== Work to be completed ==
Check each line of the listing, and copy it if it contains the word "yellow".

== Record excerpts ==
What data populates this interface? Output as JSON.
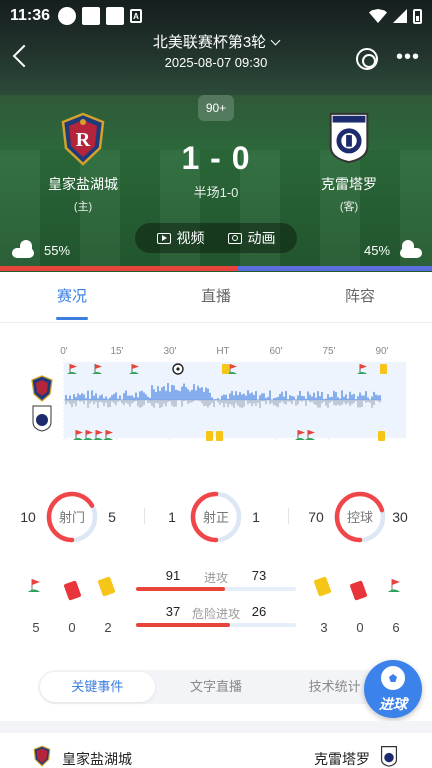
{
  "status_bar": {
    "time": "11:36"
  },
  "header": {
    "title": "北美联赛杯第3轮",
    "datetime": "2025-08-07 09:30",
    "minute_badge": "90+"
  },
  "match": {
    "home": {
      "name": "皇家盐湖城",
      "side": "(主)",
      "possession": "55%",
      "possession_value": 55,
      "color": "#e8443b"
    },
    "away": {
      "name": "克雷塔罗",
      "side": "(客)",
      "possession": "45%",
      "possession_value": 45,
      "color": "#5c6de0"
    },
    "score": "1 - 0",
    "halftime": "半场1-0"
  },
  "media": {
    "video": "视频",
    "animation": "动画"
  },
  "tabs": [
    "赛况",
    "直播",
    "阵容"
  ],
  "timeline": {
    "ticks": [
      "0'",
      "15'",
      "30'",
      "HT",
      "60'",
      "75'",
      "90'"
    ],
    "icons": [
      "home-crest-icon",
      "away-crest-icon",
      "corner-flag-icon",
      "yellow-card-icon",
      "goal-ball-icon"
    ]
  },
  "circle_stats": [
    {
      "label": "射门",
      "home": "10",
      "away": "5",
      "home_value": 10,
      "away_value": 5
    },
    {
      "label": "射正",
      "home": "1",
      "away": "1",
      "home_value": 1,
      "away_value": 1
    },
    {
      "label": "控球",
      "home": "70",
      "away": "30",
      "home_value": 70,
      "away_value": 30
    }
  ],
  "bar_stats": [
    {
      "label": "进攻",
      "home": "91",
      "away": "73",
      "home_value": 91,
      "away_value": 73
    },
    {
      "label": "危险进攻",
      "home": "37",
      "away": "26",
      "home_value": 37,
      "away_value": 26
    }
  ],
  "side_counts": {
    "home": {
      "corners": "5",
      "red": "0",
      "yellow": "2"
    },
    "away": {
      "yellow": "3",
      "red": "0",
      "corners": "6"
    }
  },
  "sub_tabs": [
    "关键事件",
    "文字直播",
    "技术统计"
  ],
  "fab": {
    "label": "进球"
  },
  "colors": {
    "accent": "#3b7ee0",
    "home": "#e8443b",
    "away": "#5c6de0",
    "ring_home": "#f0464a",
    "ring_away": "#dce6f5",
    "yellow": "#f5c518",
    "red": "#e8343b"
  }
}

== Solution for this exercise ==
      "yellow-card-icon",
      "yellow": "2"
      "yellow": "3",
    "yellow": "#f5c518",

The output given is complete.